According to a study published in Nature Climate Change, the melting of West Antarctica’s ice shelves is likely to significantly accelerate in the coming decades, even if the world meets climate targets. Researchers from the British Antarctic Survey warn that it could lead to rising sea levels.
The experts say that humans have lost control of the thinning ice shelves, which are essentially frozen ridges floating on the fringes of the main ice sheet that play a stabilizing role by holding back the flow of glaciers into the ocean.
Ice loss has been accelerating in the region over the past decades, and the scientists say that West Antarctica’s vast ice sheet, which contains enough water to raise ocean levels by several meters, is approaching its tipping point.
In the new study, the researchers used computer modeling and found that faster ice shelf melting is already inevitable in the coming years as ocean temperatures increase. The results remained virtually unchanged even in a scenario where greenhouse gas emissions are reduced and global warming remains within the ambitious Paris Agreement target of 1.5 degrees Celsius since pre-industrial times.

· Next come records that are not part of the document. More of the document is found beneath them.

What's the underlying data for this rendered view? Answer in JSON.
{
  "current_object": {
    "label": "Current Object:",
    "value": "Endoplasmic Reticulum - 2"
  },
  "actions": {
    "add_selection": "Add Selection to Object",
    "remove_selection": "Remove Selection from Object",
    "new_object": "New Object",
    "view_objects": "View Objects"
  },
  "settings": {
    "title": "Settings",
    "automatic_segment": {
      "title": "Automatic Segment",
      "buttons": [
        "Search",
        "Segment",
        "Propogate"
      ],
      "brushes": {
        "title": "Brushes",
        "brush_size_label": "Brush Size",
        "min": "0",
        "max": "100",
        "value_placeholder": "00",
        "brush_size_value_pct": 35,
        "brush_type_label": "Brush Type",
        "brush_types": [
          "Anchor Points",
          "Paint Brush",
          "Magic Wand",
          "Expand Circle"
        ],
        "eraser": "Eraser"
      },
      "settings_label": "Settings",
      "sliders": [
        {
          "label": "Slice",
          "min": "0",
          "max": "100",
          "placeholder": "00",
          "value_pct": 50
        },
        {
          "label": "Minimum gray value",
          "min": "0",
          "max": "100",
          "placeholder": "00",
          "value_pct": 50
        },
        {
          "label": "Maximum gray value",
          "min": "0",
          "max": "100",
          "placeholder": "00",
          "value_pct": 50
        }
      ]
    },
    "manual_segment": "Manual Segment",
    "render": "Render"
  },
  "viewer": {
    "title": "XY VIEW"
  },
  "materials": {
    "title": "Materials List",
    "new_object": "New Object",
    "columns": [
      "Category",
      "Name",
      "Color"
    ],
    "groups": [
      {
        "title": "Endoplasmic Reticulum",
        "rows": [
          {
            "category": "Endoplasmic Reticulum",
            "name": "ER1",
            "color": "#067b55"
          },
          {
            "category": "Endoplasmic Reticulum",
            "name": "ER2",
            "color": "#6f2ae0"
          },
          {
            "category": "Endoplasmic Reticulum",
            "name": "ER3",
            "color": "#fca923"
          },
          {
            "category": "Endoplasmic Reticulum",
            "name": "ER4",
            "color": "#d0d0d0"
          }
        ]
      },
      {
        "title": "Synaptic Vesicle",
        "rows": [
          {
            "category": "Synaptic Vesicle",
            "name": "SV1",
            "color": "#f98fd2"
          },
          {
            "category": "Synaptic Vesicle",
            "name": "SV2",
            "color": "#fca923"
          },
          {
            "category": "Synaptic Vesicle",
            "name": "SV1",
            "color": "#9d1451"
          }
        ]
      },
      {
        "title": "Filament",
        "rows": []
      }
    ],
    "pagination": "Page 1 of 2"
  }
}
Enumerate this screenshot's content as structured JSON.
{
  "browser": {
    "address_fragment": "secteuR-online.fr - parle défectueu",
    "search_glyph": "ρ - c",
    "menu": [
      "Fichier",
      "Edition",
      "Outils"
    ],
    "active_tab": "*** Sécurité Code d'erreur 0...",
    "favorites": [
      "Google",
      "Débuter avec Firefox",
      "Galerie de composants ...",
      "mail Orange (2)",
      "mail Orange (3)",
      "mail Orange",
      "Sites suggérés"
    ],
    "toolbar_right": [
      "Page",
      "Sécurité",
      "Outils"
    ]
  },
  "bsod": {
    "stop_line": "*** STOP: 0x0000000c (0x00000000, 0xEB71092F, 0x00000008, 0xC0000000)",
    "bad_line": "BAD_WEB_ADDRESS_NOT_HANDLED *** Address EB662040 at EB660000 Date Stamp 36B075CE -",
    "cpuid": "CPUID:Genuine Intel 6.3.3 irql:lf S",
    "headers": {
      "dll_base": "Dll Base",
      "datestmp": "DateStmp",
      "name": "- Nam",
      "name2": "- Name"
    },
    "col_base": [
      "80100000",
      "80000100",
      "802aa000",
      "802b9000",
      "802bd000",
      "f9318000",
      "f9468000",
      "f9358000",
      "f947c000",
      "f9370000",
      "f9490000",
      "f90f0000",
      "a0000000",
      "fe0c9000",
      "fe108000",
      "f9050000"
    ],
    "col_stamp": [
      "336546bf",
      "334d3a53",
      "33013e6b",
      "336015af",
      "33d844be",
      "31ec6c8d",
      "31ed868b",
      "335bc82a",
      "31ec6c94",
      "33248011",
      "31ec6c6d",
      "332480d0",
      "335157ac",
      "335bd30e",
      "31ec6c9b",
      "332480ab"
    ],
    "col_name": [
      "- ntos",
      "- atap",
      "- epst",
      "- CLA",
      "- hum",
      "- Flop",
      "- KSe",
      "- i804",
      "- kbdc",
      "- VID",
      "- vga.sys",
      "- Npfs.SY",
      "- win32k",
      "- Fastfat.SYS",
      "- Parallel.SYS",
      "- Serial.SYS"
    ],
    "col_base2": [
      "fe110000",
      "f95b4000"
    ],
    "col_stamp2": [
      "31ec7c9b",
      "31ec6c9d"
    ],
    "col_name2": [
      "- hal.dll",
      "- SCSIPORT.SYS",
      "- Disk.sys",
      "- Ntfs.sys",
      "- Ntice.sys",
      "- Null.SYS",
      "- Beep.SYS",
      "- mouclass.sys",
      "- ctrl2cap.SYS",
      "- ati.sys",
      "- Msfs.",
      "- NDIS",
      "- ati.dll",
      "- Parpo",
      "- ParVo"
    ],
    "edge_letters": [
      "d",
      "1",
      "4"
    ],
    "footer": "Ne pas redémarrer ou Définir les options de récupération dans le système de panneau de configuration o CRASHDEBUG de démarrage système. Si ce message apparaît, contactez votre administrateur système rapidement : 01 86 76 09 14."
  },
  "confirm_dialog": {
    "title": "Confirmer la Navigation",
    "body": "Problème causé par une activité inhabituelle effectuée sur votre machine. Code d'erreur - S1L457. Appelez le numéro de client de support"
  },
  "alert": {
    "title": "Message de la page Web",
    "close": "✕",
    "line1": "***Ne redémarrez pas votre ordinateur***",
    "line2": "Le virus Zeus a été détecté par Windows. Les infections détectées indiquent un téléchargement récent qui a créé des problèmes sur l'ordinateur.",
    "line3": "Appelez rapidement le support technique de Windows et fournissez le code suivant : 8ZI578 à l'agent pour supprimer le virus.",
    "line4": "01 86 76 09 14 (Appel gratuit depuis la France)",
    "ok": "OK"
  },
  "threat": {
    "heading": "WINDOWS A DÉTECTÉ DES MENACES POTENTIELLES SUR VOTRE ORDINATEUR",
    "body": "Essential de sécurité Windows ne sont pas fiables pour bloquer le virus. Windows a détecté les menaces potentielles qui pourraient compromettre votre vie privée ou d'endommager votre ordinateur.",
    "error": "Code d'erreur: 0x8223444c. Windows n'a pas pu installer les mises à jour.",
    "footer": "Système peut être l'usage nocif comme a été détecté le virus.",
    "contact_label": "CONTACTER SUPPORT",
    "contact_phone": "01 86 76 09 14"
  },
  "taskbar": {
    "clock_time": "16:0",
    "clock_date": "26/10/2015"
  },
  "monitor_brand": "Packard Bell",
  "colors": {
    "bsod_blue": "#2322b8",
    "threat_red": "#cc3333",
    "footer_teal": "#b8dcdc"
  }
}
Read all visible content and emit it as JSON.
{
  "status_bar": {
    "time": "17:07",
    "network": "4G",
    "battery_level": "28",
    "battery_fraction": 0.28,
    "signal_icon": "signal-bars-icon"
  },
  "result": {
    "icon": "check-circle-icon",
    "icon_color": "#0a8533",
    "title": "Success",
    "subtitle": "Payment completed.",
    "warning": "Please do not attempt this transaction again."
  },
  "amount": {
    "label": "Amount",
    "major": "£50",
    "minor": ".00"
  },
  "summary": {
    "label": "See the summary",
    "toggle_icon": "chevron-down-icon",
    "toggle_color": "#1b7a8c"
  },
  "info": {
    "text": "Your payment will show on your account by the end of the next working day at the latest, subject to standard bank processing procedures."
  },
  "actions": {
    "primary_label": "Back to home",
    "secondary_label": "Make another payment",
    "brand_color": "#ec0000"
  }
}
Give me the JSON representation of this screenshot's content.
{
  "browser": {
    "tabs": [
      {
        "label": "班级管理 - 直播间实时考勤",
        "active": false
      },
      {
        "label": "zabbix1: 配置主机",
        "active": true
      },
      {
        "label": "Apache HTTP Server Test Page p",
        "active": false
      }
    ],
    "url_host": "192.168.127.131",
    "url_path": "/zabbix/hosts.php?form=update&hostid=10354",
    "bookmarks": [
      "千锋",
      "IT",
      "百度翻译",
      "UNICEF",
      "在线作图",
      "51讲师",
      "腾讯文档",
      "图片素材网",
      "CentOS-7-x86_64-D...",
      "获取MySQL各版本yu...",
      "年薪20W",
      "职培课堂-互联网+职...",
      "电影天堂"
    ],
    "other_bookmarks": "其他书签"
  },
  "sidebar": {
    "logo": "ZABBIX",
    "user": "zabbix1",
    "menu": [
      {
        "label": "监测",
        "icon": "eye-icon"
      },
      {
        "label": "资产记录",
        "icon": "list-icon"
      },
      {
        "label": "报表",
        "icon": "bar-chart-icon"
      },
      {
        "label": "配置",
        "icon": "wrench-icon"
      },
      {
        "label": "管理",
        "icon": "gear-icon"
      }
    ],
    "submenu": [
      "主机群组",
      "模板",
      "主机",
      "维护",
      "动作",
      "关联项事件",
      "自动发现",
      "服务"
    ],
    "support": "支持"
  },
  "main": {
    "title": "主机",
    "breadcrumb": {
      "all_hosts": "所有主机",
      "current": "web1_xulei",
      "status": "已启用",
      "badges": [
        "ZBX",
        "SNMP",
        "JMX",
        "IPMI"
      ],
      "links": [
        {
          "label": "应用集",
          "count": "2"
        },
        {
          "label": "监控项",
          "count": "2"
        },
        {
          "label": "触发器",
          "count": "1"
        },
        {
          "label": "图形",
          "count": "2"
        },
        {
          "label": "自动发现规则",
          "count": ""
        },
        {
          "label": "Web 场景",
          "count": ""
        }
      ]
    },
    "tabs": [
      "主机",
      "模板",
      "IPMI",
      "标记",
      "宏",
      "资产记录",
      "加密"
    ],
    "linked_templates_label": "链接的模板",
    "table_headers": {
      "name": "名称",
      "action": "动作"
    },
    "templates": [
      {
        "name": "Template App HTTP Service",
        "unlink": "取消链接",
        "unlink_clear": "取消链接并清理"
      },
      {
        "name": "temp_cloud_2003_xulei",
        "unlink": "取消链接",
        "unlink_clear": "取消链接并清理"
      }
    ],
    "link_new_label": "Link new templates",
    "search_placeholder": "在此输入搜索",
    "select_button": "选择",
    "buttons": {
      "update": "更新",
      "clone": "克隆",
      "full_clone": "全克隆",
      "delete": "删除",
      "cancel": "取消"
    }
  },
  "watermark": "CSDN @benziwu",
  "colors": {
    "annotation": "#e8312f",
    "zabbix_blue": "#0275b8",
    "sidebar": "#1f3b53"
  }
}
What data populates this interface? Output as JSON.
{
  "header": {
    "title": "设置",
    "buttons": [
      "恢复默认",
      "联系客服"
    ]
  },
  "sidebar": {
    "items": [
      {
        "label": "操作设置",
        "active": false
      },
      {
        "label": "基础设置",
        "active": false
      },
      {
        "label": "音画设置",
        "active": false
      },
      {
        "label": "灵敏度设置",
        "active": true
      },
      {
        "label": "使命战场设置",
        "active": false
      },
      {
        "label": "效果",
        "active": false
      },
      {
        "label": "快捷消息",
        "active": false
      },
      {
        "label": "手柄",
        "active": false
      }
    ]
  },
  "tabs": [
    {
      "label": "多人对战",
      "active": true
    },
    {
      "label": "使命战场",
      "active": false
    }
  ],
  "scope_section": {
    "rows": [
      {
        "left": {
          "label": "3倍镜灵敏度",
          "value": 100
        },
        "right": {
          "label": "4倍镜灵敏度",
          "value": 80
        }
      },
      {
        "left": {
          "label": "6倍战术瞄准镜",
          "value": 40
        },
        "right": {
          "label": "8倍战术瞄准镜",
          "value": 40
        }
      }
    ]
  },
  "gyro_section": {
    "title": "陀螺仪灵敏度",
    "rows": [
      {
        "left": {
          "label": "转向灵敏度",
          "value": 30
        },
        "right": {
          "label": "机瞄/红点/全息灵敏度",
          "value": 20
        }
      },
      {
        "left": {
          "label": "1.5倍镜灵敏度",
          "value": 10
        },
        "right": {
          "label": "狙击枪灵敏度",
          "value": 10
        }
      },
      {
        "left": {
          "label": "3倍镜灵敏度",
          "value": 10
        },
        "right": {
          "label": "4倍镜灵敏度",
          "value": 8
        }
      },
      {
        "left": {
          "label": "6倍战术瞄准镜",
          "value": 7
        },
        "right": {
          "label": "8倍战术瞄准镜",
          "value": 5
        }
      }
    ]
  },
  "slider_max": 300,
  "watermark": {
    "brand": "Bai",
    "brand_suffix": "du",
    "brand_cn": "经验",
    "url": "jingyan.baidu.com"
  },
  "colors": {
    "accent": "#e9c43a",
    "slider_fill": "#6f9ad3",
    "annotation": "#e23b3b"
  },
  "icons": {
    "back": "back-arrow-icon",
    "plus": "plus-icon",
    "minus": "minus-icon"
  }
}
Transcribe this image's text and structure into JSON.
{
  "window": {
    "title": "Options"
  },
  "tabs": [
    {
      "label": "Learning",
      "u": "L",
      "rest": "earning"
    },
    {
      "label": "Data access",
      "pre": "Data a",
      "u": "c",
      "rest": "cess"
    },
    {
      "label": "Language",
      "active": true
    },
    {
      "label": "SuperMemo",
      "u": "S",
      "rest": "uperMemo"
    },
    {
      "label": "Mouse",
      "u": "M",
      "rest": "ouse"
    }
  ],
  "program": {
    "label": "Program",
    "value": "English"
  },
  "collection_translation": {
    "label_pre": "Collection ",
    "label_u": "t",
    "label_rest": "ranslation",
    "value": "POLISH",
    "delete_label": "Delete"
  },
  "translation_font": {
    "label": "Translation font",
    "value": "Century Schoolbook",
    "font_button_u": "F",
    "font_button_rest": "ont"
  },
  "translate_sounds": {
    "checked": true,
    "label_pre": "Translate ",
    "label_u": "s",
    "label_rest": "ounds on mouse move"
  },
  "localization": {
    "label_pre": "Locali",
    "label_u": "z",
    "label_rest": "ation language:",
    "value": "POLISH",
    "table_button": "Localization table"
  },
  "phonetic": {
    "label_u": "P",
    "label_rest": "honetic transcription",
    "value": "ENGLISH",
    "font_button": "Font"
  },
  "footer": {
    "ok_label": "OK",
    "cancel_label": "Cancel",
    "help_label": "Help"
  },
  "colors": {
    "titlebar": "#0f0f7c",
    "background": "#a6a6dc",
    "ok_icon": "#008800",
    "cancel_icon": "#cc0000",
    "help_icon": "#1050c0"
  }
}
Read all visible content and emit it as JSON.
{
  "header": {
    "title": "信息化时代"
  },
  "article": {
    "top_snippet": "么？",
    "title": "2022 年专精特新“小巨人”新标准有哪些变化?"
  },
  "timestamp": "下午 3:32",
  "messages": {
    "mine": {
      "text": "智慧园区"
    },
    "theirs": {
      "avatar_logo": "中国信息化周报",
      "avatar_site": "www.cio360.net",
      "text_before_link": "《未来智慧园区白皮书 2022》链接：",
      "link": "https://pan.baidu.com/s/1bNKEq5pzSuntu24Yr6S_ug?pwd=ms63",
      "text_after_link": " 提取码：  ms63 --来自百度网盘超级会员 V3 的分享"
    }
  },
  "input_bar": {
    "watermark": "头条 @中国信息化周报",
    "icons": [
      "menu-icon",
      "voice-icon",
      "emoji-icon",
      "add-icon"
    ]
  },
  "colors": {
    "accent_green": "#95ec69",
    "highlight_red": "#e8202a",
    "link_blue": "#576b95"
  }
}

“It appears that we may have lost control of the West Antarctic ice shelf melting over the 21st century,” the experts concluded.